A fungal nail infection appears when a fungus attacks the fingernails, toenails, and even the skin underneath the nails. Fungi may attack the nails by way of small cuts on the skin that surround the nail and in that space between the nail and the nail bed. This may not cause a problem when you are physically healthy. It’s another story when you have diabetes or a weak immune system. Then a nail fungal infection becomes a problem.
Causes of a Nail Fungal Infection
Fungal nail infections may be caused by different types of fungi, yeasts, and molds. The most common cause of nail infections are fungi that belong to the group called dermatophytes. These fungi also cause jock itch, ringworm, and athlete’s foot.
Fungi grow in a dark, warm, and moist environment. It can easily be spread from one person to another. It is possible for you to incur nail fungal infections by walking barefoot in public areas like swimming pools and locker rooms and also by sharing personal items like nail clippers and towels.
Symptoms of a Nail Fungal Infection
A nail fungal infection may cause a nail to become white, yellow, green, or brown. The nail may also become thicker and harder to trim. In some cases, it can make the nail brittle or crumbly. The nail may also separate from the skin under it. It may cause discomfort and pain when walking or even just wearing shoes. When left untreated, the infection may become worse and cause permanent damage to the nail bed.
Treating a Nail Fungal Infection

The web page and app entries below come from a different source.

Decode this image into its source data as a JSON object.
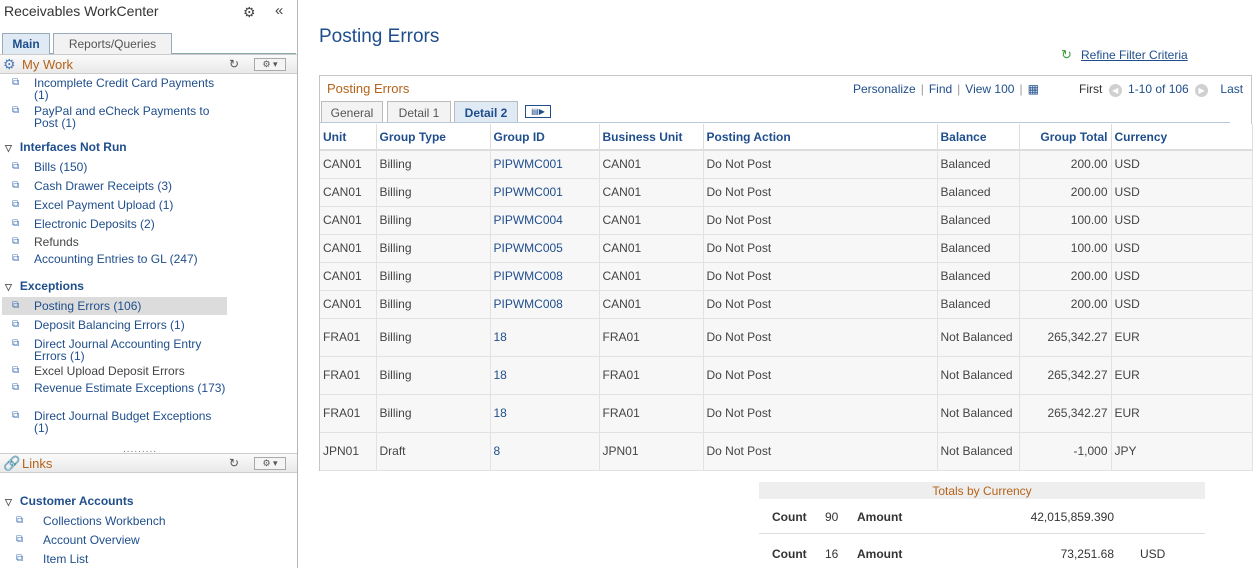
{
  "workcenter": {
    "title": "Receivables WorkCenter",
    "tabs": [
      {
        "label": "Main"
      },
      {
        "label": "Reports/Queries"
      }
    ]
  },
  "my_work": {
    "title": "My Work",
    "items_top": [
      {
        "label": "Incomplete Credit Card Payments (1)"
      },
      {
        "label": "PayPal and eCheck Payments to Post (1)"
      }
    ],
    "interfaces": {
      "title": "Interfaces Not Run",
      "items": [
        {
          "label": "Bills (150)"
        },
        {
          "label": "Cash Drawer Receipts (3)"
        },
        {
          "label": "Excel Payment Upload (1)"
        },
        {
          "label": "Electronic Deposits (2)"
        },
        {
          "label": "Refunds"
        },
        {
          "label": "Accounting Entries to GL (247)"
        }
      ]
    },
    "exceptions": {
      "title": "Exceptions",
      "items": [
        {
          "label": "Posting Errors (106)"
        },
        {
          "label": "Deposit Balancing Errors (1)"
        },
        {
          "label": "Direct Journal Accounting Entry Errors (1)"
        },
        {
          "label": "Excel Upload Deposit Errors"
        },
        {
          "label": "Revenue Estimate Exceptions (173)"
        },
        {
          "label": "Direct Journal Budget Exceptions (1)"
        }
      ]
    }
  },
  "links": {
    "title": "Links",
    "group": "Customer Accounts",
    "items": [
      {
        "label": "Collections Workbench"
      },
      {
        "label": "Account Overview"
      },
      {
        "label": "Item List"
      }
    ]
  },
  "main": {
    "page_title": "Posting Errors",
    "refine_label": "Refine Filter Criteria"
  },
  "grid": {
    "title": "Posting Errors",
    "tools": {
      "personalize": "Personalize",
      "find": "Find",
      "view": "View 100"
    },
    "nav": {
      "first": "First",
      "range": "1-10 of 106",
      "last": "Last"
    },
    "tabs": [
      {
        "label": "General"
      },
      {
        "label": "Detail 1"
      },
      {
        "label": "Detail 2"
      }
    ],
    "columns": [
      "Unit",
      "Group Type",
      "Group ID",
      "Business Unit",
      "Posting Action",
      "Balance",
      "Group Total",
      "Currency"
    ],
    "rows": [
      {
        "unit": "CAN01",
        "type": "Billing",
        "gid": "PIPWMC001",
        "bu": "CAN01",
        "action": "Do Not Post",
        "balance": "Balanced",
        "total": "200.00",
        "cur": "USD"
      },
      {
        "unit": "CAN01",
        "type": "Billing",
        "gid": "PIPWMC001",
        "bu": "CAN01",
        "action": "Do Not Post",
        "balance": "Balanced",
        "total": "200.00",
        "cur": "USD"
      },
      {
        "unit": "CAN01",
        "type": "Billing",
        "gid": "PIPWMC004",
        "bu": "CAN01",
        "action": "Do Not Post",
        "balance": "Balanced",
        "total": "100.00",
        "cur": "USD"
      },
      {
        "unit": "CAN01",
        "type": "Billing",
        "gid": "PIPWMC005",
        "bu": "CAN01",
        "action": "Do Not Post",
        "balance": "Balanced",
        "total": "100.00",
        "cur": "USD"
      },
      {
        "unit": "CAN01",
        "type": "Billing",
        "gid": "PIPWMC008",
        "bu": "CAN01",
        "action": "Do Not Post",
        "balance": "Balanced",
        "total": "200.00",
        "cur": "USD"
      },
      {
        "unit": "CAN01",
        "type": "Billing",
        "gid": "PIPWMC008",
        "bu": "CAN01",
        "action": "Do Not Post",
        "balance": "Balanced",
        "total": "200.00",
        "cur": "USD"
      },
      {
        "unit": "FRA01",
        "type": "Billing",
        "gid": "18",
        "bu": "FRA01",
        "action": "Do Not Post",
        "balance": "Not Balanced",
        "total": "265,342.27",
        "cur": "EUR"
      },
      {
        "unit": "FRA01",
        "type": "Billing",
        "gid": "18",
        "bu": "FRA01",
        "action": "Do Not Post",
        "balance": "Not Balanced",
        "total": "265,342.27",
        "cur": "EUR"
      },
      {
        "unit": "FRA01",
        "type": "Billing",
        "gid": "18",
        "bu": "FRA01",
        "action": "Do Not Post",
        "balance": "Not Balanced",
        "total": "265,342.27",
        "cur": "EUR"
      },
      {
        "unit": "JPN01",
        "type": "Draft",
        "gid": "8",
        "bu": "JPN01",
        "action": "Do Not Post",
        "balance": "Not Balanced",
        "total": "-1,000",
        "cur": "JPY"
      }
    ]
  },
  "totals": {
    "title": "Totals by Currency",
    "rows": [
      {
        "count_label": "Count",
        "count": "90",
        "amount_label": "Amount",
        "amount": "42,015,859.390",
        "currency": ""
      },
      {
        "count_label": "Count",
        "count": "16",
        "amount_label": "Amount",
        "amount": "73,251.68",
        "currency": "USD"
      }
    ]
  }
}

You may treat a nail fungal infection using nonprescription topical nail fungus treatment like cream, nail lacquer, or lotion. The doctor may also prescribe a more potent medication in the form of antifungal tablets. You may have to take this medication for weeks up to a year. It may be necessary to see your doctor a couple of times while taking this to prevent serious side effects.
7As an Antimicrobial
Tansy has been observed to possess antimicrobial activity against gram-negative and gram-positive bacteria to some degree. These microorganisms include Escherichia coli, Bacillus subtilis, Pseudomonas aeruginosa, C. tropicalis, and Candida krusei. Tansy aerial plants have been observed to have anti-HSV activity. Its aqueous extracts help inactivate encephalitis virus, but this may induce resistance to such virus among infected mice.